Despite the reduction in the number of buildings and condos, and a provision to provide more than 150 feet of buffer between the surrounding houses and the condos, commission members on Wednesday said in a 6-0 vote they didn't think the proposal was one they could recommend to the city council.
Commission Chairman Kent Madsen said he didn't philosophically oppose condos there, but thought the proposal submitted was too dense.
"I tend to think something of this sort might be acceptable, but the scale of this ... is what I struggle with more than anything," Madsen said.
Members Debbie Berkowitz, Marianne Boring, Clifford Clark, Mary Jo Coblentz and Stanley Jones concurred.
Member James Utz recused himself from the hearing and the vote because of a conflict. Member Carol Moser was absent.
Staff in the planning department also recommended denying the proposal, but the city council gets the final say and could override the staff and the commission if council members see merit in the proposal.

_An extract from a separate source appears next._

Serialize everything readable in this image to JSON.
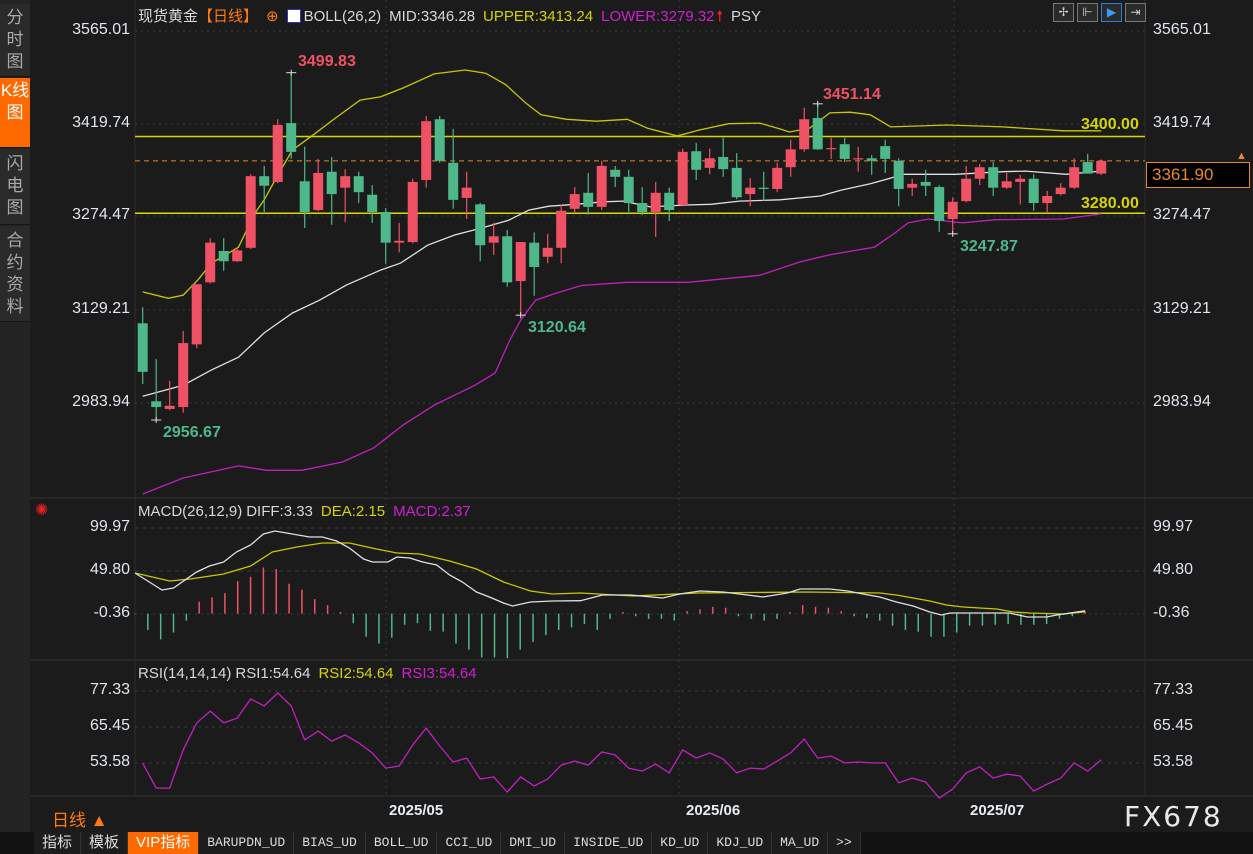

w The commission in a 7-0 vote recommended the council approve a set of zoning regulations to pave the way for the city to annex nearly 1,900 acres on the south side of Badger Mountain, where a large development is planned that would consist of thousands of homes, parks, schools, retail space and a wine village.
The commission also recommended approval of a change to the city code that would allow alternative development regulations to be applied to master planned areas such as Badger Mountain south, and an ordinance that would allow the owners of the land at Badger Mountain south to use a streamlined environmental review process for projects consistent with the plan developed for the area.
Commission members praised the Badger Mountain south developers for the level of detail in their plans, which have been worked out with the city over several years.
"This is probably one of the best projects I've seen since I've been on the commission and maybe one of the best ones to come along for quite some time," Clark said.
"It really is aimed at being a sustainable development," he said. "I'm also a little bit concerned it may become the new center of the city of Richland if the rest of the city doesn't get it in gear and start improving itself. This is probably going to be the better place in the city to live."
Commission members also said they worried other developers might not be as detailed or straightforward, and said they hope the changes to the city code will allow the city to maintain control over the process for master planned developments.
The city council is scheduled to consider the code changes at its meeting Tuesday.